It feels like they have to reconcile... is their audience the Wall Street traders who are doing this for constant profit on a day to day, the short term?

These guys at these companies were on a Sherman's March through their companies financed by our 401ks and all the incentives of their companies were for short term profit. They burned the ****ing house down with our money and walked away rich as hell and you guys knew that that was going on."

The bold part is the key quote here. There seems to be some confusion here, Stewart is not accusing them of causing the problem, he's accusing them of appeasing those who did cause the problem.

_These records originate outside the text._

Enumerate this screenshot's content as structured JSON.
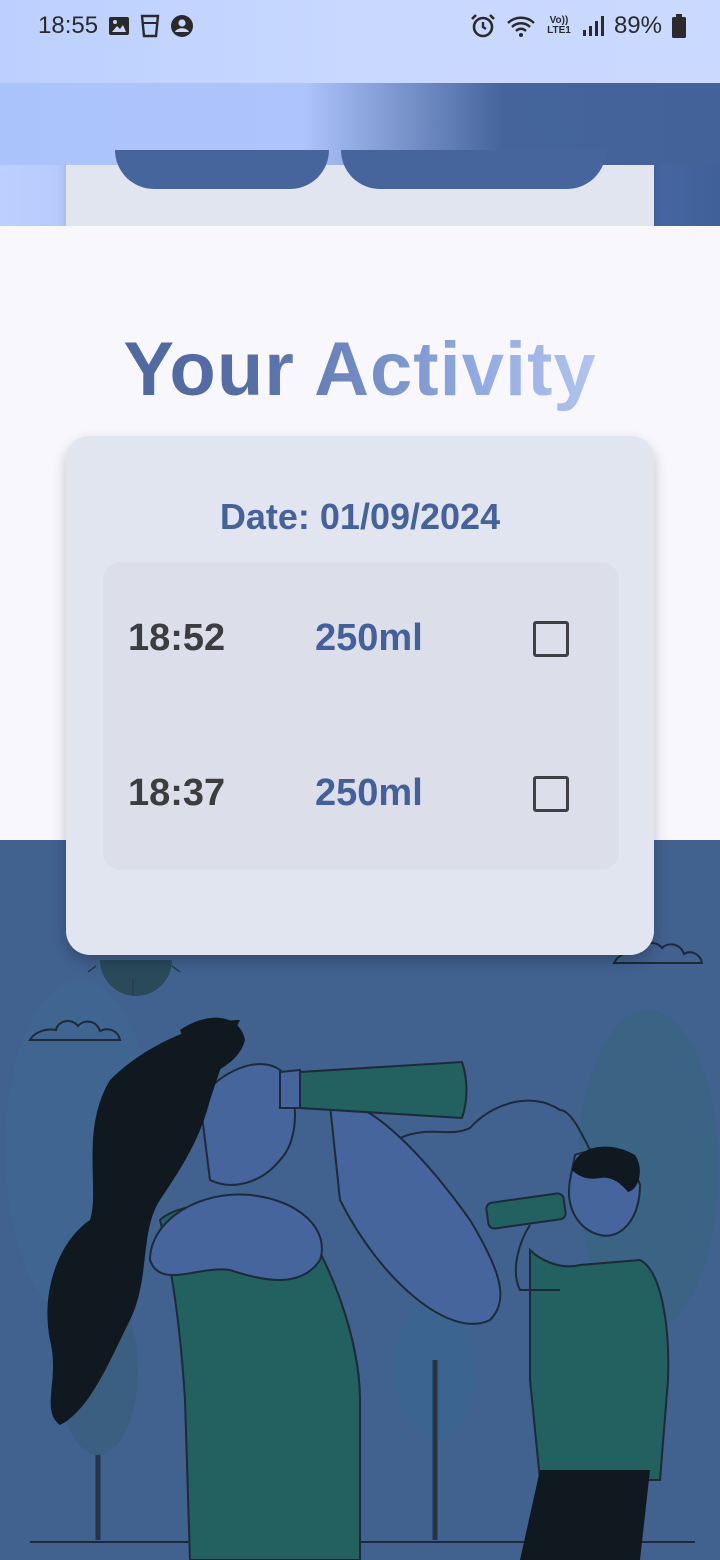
{
  "status_bar": {
    "time": "18:55",
    "battery": "89%",
    "icons_left": [
      "gallery-icon",
      "cup-icon",
      "account-icon"
    ],
    "icons_right": [
      "alarm-icon",
      "wifi-icon",
      "volte-icon",
      "signal-icon",
      "battery-icon"
    ],
    "volte_label": "Vo)) LTE1"
  },
  "colors": {
    "accent": "#46629a",
    "card": "#e1e5f0",
    "illustration_bg": "#41618f"
  },
  "activity": {
    "title": "Your Activity",
    "date_label": "Date: 01/09/2024",
    "entries": [
      {
        "time": "18:52",
        "amount": "250ml",
        "checked": false
      },
      {
        "time": "18:37",
        "amount": "250ml",
        "checked": false
      }
    ]
  }
}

NUB
03-14-2009, 01:41 AM
The gist of it is that CNBC has the attention of all the CEOs, are clearly involved with the market, but failed 100% in this crisis, later admitting that they didn't see it coming (an obvious lie); never once admitting their own complicity.

Stewart's point is that these people should be looking out for us not them. That while the shows present themselves as a way for the laymen to get involved, CNBC was really just working for the people trying to get rich as quickly as they could. They **** all over everyone's long term futures and CNBC watched it all happen, often right in bed with those doing it.

DeusExManning
03-14-2009, 01:51 AM
Why aren't people talking about credit default swaps? That is why this is all happening and you do not hear Obama or anybody talking about it. This is the reason it all went down and major corporations are still liable for over 4 trillion dollars with nothing to back it up. ALL of the money AIG has paid out was for credit default swaps. Blame subprime borrower for not making their payments when they lost there job because the company they work for was overly leveraged with credit default swaps.

NOLA Bronco
03-14-2009, 09:41 PM
Fixed your post.

Everyone knew what Stewart was gonna do and what he was gonna show. Heck, those 3 year old clips of Cramers were on the Mane!

There was no ambush. He should have known what was coming. The clips were reflective of how Cramer and MANY like him know the nuances of the market to the point that they should have known better than to trust what the ceo's and others were saying. If you know how to cheat, you should be able to spot a cheater.